Concerned for their well-being, a delegation of women recently visited these camps on behalf of the International Rescue Committee. We found their treatment to be incomprehensible.
Like prison inmates, the Vietnamese are addressed by numbers. They are in fact guarded by police and correctional staff. Families are separated. Pregnant women are taken to a prison hospital at their 36th week, where they labor in solitude. Children requiring hospitalization are similarly isolated.
One chronically ill four-year-old was allowed to see his parents only once a month for three hours. He eventually spoke Chinese rather than Vietnamese and lost his ability to communicate with his parents. The mother of a newborn was returned to the camp before the infant could be discharged. Because of the numbers-for-names system, the child became lost from the mother.
Whatever the motives, this British policy creates fear, anxiety, and desperation. What is more distressing, however, is that its principal victims are children. As one who works on children's issues, I noted parallels between the conditions in these camps and among the homeless and destitute in America.
Families are broken; education, be it by instruction or example, is fragmentary. Values are lost and insecurity prevails. There is violence. Both environments are wastelands with respect to a child's growth and development. And the personal losses, in terms of children who age but fail to mature, are likely to be irrevocable. The major difference, of course, is the forced confinement of the Vietnamese. Some families have been in Hong Kong for over 10 years. Children live devoid of toys, grass, trees - and most of all, a self-image.
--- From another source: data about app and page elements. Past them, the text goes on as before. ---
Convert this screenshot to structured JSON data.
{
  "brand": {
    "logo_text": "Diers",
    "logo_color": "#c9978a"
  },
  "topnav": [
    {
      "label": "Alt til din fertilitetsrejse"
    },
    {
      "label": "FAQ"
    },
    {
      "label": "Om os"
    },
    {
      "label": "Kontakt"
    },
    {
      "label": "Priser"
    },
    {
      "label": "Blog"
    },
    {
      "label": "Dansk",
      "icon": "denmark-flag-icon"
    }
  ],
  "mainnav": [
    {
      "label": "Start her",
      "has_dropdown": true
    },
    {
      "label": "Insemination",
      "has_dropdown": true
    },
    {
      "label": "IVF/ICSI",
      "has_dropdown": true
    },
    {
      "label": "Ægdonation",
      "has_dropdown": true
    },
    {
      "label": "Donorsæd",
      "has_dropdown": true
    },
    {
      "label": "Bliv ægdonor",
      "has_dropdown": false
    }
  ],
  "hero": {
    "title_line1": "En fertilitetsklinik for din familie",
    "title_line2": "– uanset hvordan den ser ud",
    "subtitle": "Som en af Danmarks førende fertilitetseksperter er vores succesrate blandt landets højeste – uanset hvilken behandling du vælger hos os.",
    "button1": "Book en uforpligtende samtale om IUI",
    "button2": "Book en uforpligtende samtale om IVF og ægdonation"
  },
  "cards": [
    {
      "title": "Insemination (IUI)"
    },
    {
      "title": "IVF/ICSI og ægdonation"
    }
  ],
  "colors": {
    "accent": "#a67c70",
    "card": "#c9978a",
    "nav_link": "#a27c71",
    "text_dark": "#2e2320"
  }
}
The future of the boat people has been addressed at a recent intergovernmental conference in Geneva. But any legal resolution will be an abstraction and of little meaning to children who are losing their youth. Simple justice demands that people whose only crime was to seek freedom be treated with simple decency. The role of the United Nations could easily be expanded to include child protection. Voluntary agencies like the International Rescue Committee, Save the Children, and M'ed'ecins Sans Fronti`eres are ready to provide additional care in Hong Kong, if they can just be given fuller access to the camps.
Families ought to remain together. Those who have already volunteered to return to Vietnam should be allowed to do so before others are forcibly repatriated. None of these measures would cost the local government. If action is not taken, time and indifference will continue to exact an unforgiving toll - particularly upon the children.